Start of Supplied records
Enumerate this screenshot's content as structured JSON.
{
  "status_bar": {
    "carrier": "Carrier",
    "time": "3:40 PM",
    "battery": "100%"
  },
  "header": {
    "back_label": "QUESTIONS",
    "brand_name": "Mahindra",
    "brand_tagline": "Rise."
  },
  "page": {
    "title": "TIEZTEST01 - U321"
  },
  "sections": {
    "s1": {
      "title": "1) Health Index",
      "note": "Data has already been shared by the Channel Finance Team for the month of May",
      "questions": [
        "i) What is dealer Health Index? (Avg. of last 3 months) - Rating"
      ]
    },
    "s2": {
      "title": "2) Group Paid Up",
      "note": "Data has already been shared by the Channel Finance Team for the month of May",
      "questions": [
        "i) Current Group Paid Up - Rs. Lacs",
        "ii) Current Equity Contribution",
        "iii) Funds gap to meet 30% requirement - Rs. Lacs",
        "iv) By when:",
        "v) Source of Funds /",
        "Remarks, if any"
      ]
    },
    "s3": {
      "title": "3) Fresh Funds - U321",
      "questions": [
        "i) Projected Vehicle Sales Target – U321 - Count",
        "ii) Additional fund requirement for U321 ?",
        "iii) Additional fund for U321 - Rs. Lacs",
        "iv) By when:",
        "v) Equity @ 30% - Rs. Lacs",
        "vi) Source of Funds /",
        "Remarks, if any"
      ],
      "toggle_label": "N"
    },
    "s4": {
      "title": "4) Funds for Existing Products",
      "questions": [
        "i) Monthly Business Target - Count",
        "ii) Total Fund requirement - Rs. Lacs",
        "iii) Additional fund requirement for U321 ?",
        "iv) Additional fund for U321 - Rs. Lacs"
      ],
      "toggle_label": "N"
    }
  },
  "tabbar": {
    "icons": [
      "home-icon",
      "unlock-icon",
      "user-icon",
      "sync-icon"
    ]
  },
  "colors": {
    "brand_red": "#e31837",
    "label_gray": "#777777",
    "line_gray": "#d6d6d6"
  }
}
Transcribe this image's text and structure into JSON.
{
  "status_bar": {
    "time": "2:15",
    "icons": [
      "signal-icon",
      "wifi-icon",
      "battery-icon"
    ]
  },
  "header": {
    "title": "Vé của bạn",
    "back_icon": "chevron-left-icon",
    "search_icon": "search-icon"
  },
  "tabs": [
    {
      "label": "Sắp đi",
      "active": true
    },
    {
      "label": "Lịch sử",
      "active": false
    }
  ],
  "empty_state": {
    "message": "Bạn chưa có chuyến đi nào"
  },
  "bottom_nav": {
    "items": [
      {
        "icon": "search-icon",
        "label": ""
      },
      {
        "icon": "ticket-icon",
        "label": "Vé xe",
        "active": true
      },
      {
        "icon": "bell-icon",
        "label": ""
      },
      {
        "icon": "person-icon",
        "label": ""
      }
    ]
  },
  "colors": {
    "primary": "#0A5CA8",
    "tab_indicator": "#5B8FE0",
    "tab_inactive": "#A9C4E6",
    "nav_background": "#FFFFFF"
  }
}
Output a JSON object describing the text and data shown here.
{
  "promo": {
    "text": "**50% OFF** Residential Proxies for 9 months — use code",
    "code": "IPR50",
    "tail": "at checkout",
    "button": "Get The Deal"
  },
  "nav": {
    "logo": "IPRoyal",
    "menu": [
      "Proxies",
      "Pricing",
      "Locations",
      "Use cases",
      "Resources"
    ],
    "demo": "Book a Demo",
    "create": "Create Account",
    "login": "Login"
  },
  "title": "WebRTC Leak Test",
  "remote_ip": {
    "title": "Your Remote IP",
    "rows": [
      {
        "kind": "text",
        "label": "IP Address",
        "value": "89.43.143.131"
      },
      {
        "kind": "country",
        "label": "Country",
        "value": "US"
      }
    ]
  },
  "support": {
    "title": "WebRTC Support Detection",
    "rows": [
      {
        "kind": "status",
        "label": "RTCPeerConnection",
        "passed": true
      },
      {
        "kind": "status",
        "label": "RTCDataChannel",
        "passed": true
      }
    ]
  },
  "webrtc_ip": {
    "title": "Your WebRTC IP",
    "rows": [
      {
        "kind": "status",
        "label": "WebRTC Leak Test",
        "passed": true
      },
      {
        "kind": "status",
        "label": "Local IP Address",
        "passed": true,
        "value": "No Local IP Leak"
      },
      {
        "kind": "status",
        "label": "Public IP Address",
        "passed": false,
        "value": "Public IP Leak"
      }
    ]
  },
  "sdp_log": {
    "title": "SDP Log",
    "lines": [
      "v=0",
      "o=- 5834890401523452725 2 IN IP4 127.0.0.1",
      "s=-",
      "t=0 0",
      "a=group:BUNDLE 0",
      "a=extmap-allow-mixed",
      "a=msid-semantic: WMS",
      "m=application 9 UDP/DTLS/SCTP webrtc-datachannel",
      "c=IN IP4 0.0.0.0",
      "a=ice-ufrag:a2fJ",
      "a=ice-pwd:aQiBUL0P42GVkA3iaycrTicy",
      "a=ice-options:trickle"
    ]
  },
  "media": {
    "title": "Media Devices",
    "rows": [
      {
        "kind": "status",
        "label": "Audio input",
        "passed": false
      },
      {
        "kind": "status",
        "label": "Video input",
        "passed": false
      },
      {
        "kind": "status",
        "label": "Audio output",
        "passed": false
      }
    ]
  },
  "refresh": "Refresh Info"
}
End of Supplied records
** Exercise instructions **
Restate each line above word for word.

** Reply to the task **
Enumerate this screenshot's content as structured JSON.
{
  "status_bar": {
    "carrier": "Carrier",
    "time": "3:40 PM",
    "battery": "100%"
  },
  "header": {
    "back_label": "QUESTIONS",
    "brand_name": "Mahindra",
    "brand_tagline": "Rise."
  },
  "page": {
    "title": "TIEZTEST01 - U321"
  },
  "sections": {
    "s1": {
      "title": "1) Health Index",
      "note": "Data has already been shared by the Channel Finance Team for the month of May",
      "questions": [
        "i) What is dealer Health Index? (Avg. of last 3 months) - Rating"
      ]
    },
    "s2": {
      "title": "2) Group Paid Up",
      "note": "Data has already been shared by the Channel Finance Team for the month of May",
      "questions": [
        "i) Current Group Paid Up - Rs. Lacs",
        "ii) Current Equity Contribution",
        "iii) Funds gap to meet 30% requirement - Rs. Lacs",
        "iv) By when:",
        "v) Source of Funds /",
        "Remarks, if any"
      ]
    },
    "s3": {
      "title": "3) Fresh Funds - U321",
      "questions": [
        "i) Projected Vehicle Sales Target – U321 - Count",
        "ii) Additional fund requirement for U321 ?",
        "iii) Additional fund for U321 - Rs. Lacs",
        "iv) By when:",
        "v) Equity @ 30% - Rs. Lacs",
        "vi) Source of Funds /",
        "Remarks, if any"
      ],
      "toggle_label": "N"
    },
    "s4": {
      "title": "4) Funds for Existing Products",
      "questions": [
        "i) Monthly Business Target - Count",
        "ii) Total Fund requirement - Rs. Lacs",
        "iii) Additional fund requirement for U321 ?",
        "iv) Additional fund for U321 - Rs. Lacs"
      ],
      "toggle_label": "N"
    }
  },
  "tabbar": {
    "icons": [
      "home-icon",
      "unlock-icon",
      "user-icon",
      "sync-icon"
    ]
  },
  "colors": {
    "brand_red": "#e31837",
    "label_gray": "#777777",
    "line_gray": "#d6d6d6"
  }
}
Transcribe this image's text and structure into JSON.
{
  "status_bar": {
    "time": "2:15",
    "icons": [
      "signal-icon",
      "wifi-icon",
      "battery-icon"
    ]
  },
  "header": {
    "title": "Vé của bạn",
    "back_icon": "chevron-left-icon",
    "search_icon": "search-icon"
  },
  "tabs": [
    {
      "label": "Sắp đi",
      "active": true
    },
    {
      "label": "Lịch sử",
      "active": false
    }
  ],
  "empty_state": {
    "message": "Bạn chưa có chuyến đi nào"
  },
  "bottom_nav": {
    "items": [
      {
        "icon": "search-icon",
        "label": ""
      },
      {
        "icon": "ticket-icon",
        "label": "Vé xe",
        "active": true
      },
      {
        "icon": "bell-icon",
        "label": ""
      },
      {
        "icon": "person-icon",
        "label": ""
      }
    ]
  },
  "colors": {
    "primary": "#0A5CA8",
    "tab_indicator": "#5B8FE0",
    "tab_inactive": "#A9C4E6",
    "nav_background": "#FFFFFF"
  }
}
Output a JSON object describing the text and data shown here.
{
  "promo": {
    "text": "**50% OFF** Residential Proxies for 9 months — use code",
    "code": "IPR50",
    "tail": "at checkout",
    "button": "Get The Deal"
  },
  "nav": {
    "logo": "IPRoyal",
    "menu": [
      "Proxies",
      "Pricing",
      "Locations",
      "Use cases",
      "Resources"
    ],
    "demo": "Book a Demo",
    "create": "Create Account",
    "login": "Login"
  },
  "title": "WebRTC Leak Test",
  "remote_ip": {
    "title": "Your Remote IP",
    "rows": [
      {
        "kind": "text",
        "label": "IP Address",
        "value": "89.43.143.131"
      },
      {
        "kind": "country",
        "label": "Country",
        "value": "US"
      }
    ]
  },
  "support": {
    "title": "WebRTC Support Detection",
    "rows": [
      {
        "kind": "status",
        "label": "RTCPeerConnection",
        "passed": true
      },
      {
        "kind": "status",
        "label": "RTCDataChannel",
        "passed": true
      }
    ]
  },
  "webrtc_ip": {
    "title": "Your WebRTC IP",
    "rows": [
      {
        "kind": "status",
        "label": "WebRTC Leak Test",
        "passed": true
      },
      {
        "kind": "status",
        "label": "Local IP Address",
        "passed": true,
        "value": "No Local IP Leak"
      },
      {
        "kind": "status",
        "label": "Public IP Address",
        "passed": false,
        "value": "Public IP Leak"
      }
    ]
  },
  "sdp_log": {
    "title": "SDP Log",
    "lines": [
      "v=0",
      "o=- 5834890401523452725 2 IN IP4 127.0.0.1",
      "s=-",
      "t=0 0",
      "a=group:BUNDLE 0",
      "a=extmap-allow-mixed",
      "a=msid-semantic: WMS",
      "m=application 9 UDP/DTLS/SCTP webrtc-datachannel",
      "c=IN IP4 0.0.0.0",
      "a=ice-ufrag:a2fJ",
      "a=ice-pwd:aQiBUL0P42GVkA3iaycrTicy",
      "a=ice-options:trickle"
    ]
  },
  "media": {
    "title": "Media Devices",
    "rows": [
      {
        "kind": "status",
        "label": "Audio input",
        "passed": false
      },
      {
        "kind": "status",
        "label": "Video input",
        "passed": false
      },
      {
        "kind": "status",
        "label": "Audio output",
        "passed": false
      }
    ]
  },
  "refresh": "Refresh Info"
}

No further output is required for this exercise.